In addition, all publicly funded and private elementary and secondary schools in the province will continue to operate under teacher-led remote learning. Data is to be assessed on an ongoing basis and medical experts, including the Chief Medical Officer of Health, and other health officials will be consulted to determine if it may be safe to resume in-person learning.
Beginning the week of May 31, youth in Ontario between 12 and 17 years of age and their family members who have not received a vaccine will be eligible to book an appointment to receive their first dose of the Pfizer vaccine, including at special dedicated youth and family clinics throughout the weeks of June 14 and 21.
“Expanding vaccines to youth 12 and up will bring us one step closer to normalcy for our students,” said Stephen Lecce, Minister of Education. “We are focused on delivering a safe, stable, and well-resourced learning experience with an additional $1.6-billion in resources to protect students and school communities in the 2021-22 school year.”
The province will work with public health units to offer both doses of vaccine to youth aged 12 to 17 by the end of August, in collaboration with school boards and other partners.

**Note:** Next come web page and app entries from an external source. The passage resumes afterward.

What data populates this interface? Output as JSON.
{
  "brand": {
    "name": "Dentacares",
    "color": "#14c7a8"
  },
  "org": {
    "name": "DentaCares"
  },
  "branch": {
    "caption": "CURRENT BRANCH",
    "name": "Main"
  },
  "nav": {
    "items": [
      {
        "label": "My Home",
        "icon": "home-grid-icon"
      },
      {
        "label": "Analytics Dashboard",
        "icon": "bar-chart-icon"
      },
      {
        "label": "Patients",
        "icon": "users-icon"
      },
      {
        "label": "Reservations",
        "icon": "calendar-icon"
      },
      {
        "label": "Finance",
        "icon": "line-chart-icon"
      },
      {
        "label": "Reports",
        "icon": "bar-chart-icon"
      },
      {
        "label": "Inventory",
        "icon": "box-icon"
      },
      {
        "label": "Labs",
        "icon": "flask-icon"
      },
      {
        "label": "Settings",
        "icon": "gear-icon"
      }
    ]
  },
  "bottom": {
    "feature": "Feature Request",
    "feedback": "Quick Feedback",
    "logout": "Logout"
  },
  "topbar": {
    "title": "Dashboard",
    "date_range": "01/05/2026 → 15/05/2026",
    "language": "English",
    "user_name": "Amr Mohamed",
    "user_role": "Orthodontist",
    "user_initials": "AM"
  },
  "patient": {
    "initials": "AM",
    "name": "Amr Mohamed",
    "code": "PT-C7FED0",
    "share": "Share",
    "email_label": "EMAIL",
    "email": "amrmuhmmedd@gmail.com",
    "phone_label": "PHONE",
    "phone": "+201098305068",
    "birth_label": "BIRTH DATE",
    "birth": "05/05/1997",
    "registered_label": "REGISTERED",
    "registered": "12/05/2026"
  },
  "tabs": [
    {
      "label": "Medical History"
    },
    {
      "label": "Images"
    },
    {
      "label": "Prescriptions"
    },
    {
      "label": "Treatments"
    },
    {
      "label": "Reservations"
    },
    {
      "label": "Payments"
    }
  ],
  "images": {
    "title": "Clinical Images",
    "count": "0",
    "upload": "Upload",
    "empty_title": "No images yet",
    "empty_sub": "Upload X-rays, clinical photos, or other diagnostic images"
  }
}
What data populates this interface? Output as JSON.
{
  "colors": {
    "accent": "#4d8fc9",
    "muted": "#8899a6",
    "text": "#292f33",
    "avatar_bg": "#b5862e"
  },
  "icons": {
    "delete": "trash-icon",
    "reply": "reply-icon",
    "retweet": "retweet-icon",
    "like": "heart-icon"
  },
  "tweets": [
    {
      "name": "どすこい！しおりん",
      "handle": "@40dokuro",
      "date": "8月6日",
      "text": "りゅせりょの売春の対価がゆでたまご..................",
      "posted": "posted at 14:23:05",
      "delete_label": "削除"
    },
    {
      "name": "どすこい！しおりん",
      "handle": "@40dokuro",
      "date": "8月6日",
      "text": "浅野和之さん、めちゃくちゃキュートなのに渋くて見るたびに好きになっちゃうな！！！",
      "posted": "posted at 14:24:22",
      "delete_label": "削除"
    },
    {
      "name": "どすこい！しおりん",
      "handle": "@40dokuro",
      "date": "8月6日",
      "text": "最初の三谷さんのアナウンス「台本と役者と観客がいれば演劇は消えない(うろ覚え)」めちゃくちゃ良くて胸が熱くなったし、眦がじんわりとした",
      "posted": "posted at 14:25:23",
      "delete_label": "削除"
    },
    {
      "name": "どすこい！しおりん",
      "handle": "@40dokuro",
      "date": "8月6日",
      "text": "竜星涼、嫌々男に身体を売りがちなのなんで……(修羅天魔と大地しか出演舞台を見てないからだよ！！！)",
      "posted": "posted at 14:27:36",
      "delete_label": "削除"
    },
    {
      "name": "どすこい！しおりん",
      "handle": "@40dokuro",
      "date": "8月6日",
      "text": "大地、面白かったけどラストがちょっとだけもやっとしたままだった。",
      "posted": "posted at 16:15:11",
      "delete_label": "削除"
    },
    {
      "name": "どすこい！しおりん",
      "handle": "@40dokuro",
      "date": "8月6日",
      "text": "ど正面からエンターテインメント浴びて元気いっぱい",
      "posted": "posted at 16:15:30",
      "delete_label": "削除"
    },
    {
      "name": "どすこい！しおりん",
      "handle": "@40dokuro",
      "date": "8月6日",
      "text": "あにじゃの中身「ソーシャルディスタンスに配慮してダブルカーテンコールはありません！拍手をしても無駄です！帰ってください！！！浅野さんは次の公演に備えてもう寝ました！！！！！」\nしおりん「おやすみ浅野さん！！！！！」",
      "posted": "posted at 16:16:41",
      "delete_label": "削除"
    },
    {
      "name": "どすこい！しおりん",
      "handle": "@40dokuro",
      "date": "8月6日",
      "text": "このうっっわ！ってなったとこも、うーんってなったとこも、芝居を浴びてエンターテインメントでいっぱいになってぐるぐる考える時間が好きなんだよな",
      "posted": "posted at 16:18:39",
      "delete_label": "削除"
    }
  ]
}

The rollout will be informed by the work of the Children’s COVID-19 Vaccine Table and will provide access to multiple channels to support vaccinating this group, including mass vaccination clinics, community or school pop-ups, and pharmacies.
“The spread of COVID-19 continues to pose a significant threat to our health care system and the well-being of Ontarians,” said Solicitor General Sylvia Jones. “While we have made great strides, extending the Stay-at-Home order is essential to protect our communities, reduce the spread of the virus and save lives.”
“Despite the progress we have made in recent weeks in our fight against this virus, we all must remain vigilant, as we are not yet at the point where we can safely exit the Stay-at-Home Order, as our health system remains under significant strain,” said Dr. David Williams, Chief Medical Officer of Health. “By continuing to strictly follow all measures, we can further reduce transmission of the virus, safeguard hospital and public health capacity, and save lives.”